In the data that follows, every line containing the word "preferences" should be returned.
Top of INFORMATION
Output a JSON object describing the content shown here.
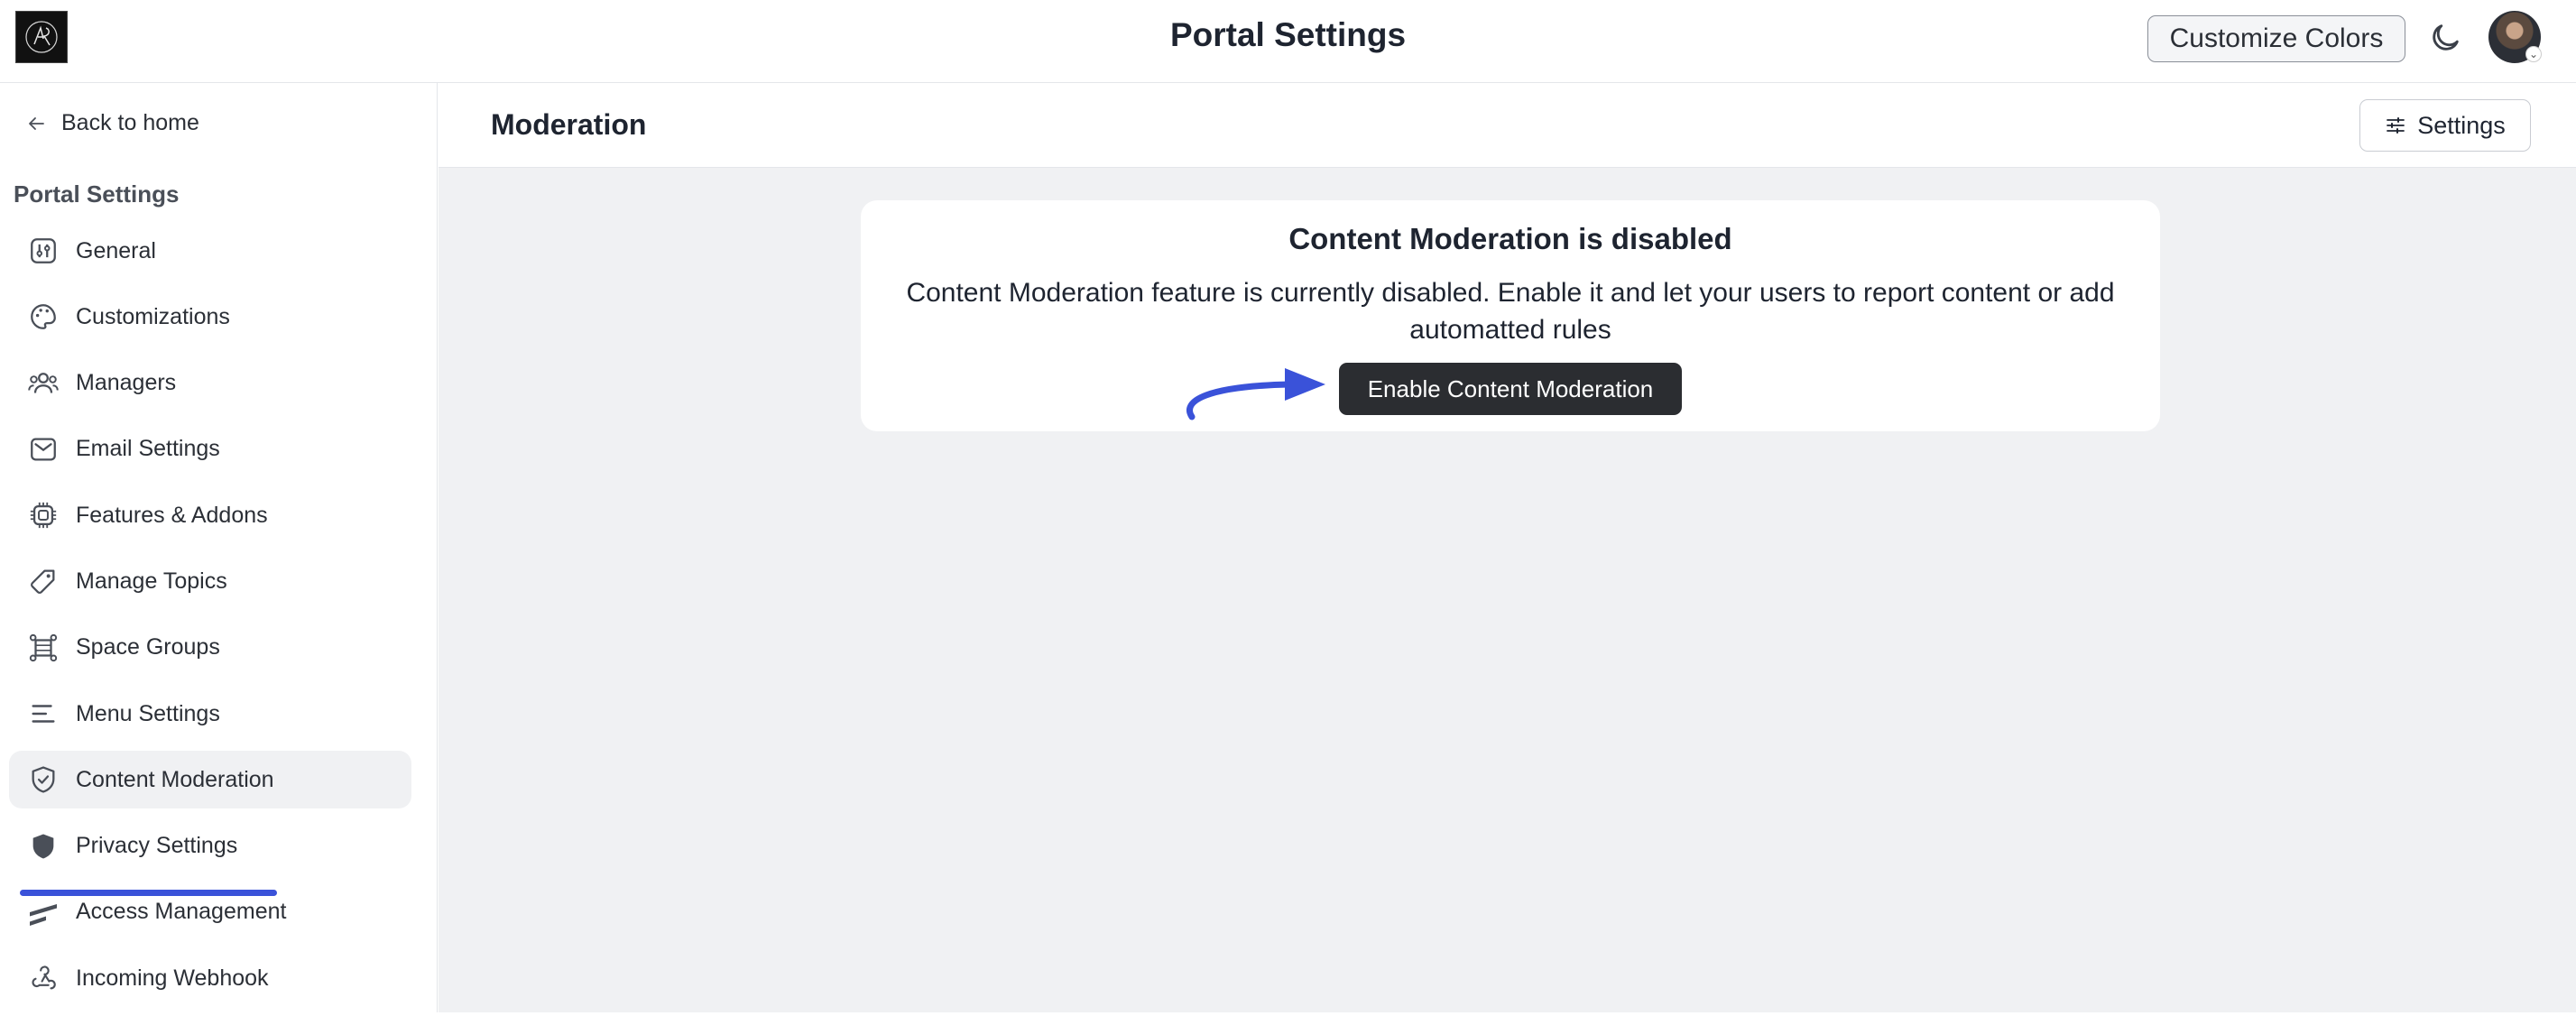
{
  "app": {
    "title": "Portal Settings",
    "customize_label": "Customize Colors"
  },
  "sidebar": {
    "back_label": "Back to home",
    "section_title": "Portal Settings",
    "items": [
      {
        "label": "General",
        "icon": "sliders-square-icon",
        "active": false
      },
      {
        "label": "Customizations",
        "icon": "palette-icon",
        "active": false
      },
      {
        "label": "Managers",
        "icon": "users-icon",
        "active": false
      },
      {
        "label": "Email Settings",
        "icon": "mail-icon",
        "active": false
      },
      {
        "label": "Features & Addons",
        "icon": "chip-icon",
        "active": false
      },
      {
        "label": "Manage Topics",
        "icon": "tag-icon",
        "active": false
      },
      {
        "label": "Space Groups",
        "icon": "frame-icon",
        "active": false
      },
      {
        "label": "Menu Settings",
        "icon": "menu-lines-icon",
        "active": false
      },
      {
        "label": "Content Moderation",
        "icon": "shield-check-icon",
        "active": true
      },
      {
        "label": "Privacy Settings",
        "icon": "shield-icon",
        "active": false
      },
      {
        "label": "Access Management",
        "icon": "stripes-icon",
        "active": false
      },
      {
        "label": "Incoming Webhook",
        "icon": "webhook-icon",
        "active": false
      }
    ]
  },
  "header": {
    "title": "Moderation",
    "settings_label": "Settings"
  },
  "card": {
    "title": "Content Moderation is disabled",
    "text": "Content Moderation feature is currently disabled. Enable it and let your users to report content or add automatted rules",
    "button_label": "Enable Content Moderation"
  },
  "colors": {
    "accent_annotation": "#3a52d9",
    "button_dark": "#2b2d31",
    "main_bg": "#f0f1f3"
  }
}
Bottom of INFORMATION
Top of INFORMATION
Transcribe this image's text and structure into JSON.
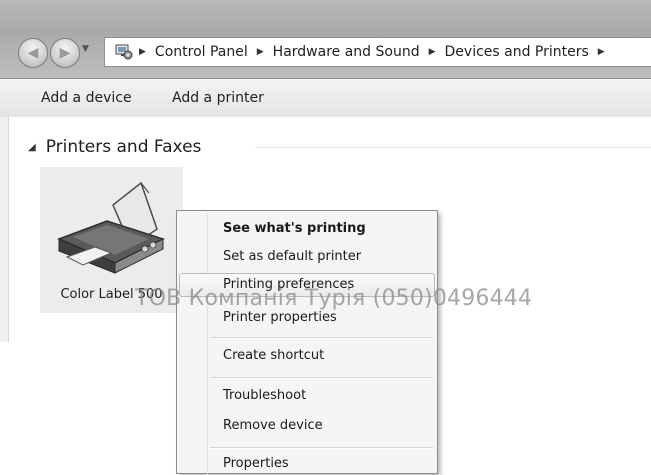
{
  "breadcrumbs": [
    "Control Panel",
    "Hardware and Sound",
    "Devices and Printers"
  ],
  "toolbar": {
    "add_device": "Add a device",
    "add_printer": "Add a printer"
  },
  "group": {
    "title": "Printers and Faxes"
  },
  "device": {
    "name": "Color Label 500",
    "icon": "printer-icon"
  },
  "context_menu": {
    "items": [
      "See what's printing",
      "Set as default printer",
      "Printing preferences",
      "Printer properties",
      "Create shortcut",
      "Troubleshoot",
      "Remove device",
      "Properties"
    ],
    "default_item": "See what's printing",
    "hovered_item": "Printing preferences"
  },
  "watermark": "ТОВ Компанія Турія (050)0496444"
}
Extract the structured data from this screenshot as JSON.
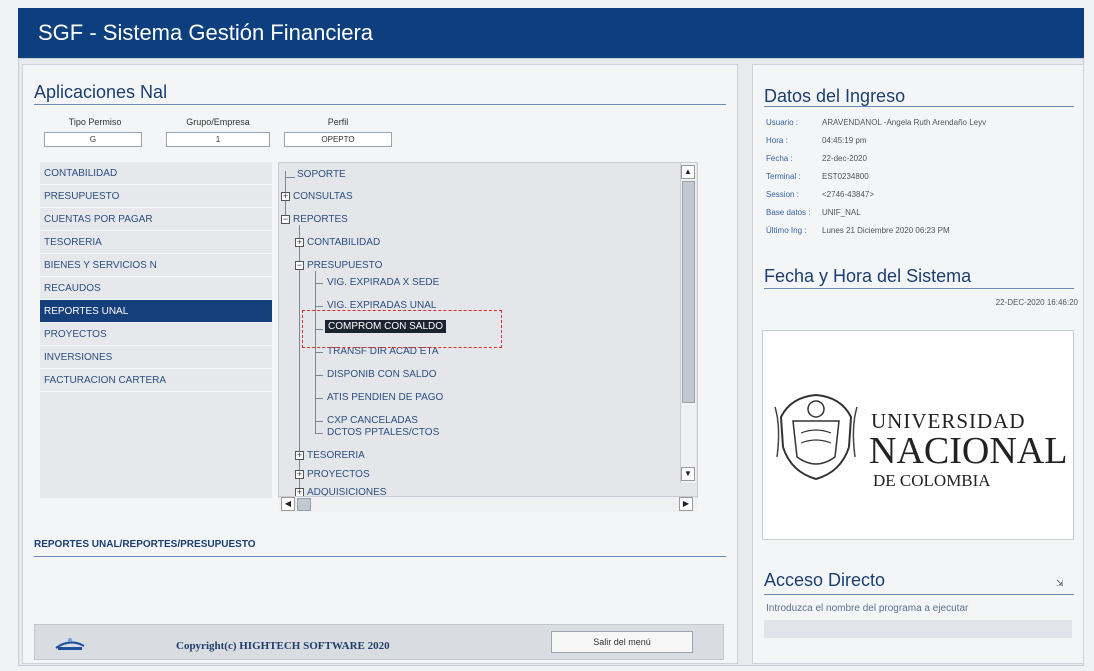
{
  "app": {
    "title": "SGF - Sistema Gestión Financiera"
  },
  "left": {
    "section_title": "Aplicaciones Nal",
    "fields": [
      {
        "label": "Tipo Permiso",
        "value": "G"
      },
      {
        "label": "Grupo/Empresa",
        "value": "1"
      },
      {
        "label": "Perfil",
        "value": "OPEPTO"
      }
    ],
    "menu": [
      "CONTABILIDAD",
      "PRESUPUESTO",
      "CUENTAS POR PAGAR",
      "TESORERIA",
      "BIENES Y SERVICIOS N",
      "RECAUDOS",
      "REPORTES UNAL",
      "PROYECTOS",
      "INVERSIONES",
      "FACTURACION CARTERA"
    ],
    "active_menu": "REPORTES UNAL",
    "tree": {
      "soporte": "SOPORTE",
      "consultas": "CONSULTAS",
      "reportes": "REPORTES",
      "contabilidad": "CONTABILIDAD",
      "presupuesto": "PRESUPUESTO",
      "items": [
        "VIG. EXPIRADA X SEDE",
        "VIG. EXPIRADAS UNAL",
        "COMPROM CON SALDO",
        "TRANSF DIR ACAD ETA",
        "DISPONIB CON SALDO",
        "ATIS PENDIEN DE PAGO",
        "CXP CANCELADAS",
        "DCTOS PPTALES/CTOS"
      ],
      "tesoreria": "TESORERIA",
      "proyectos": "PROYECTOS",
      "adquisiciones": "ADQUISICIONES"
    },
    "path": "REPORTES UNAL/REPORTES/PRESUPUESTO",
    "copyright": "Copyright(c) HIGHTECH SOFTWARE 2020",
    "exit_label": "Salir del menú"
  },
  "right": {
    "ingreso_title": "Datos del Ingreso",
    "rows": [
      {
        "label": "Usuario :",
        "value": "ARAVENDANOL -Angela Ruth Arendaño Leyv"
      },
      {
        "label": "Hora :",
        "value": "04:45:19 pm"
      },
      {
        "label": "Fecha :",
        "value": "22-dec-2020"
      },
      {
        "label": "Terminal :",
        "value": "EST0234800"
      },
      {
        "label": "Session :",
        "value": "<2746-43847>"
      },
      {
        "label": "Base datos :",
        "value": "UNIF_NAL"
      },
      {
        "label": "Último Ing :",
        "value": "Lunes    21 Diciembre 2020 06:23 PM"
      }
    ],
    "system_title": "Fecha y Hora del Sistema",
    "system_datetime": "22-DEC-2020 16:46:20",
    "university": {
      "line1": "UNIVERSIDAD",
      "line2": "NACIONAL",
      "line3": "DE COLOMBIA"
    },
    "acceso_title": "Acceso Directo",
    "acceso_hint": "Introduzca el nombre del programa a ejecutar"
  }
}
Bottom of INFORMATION
- **ANSWER TO THIS PROBLEM**:
      "Printing preferences",
    "hovered_item": "Printing preferences"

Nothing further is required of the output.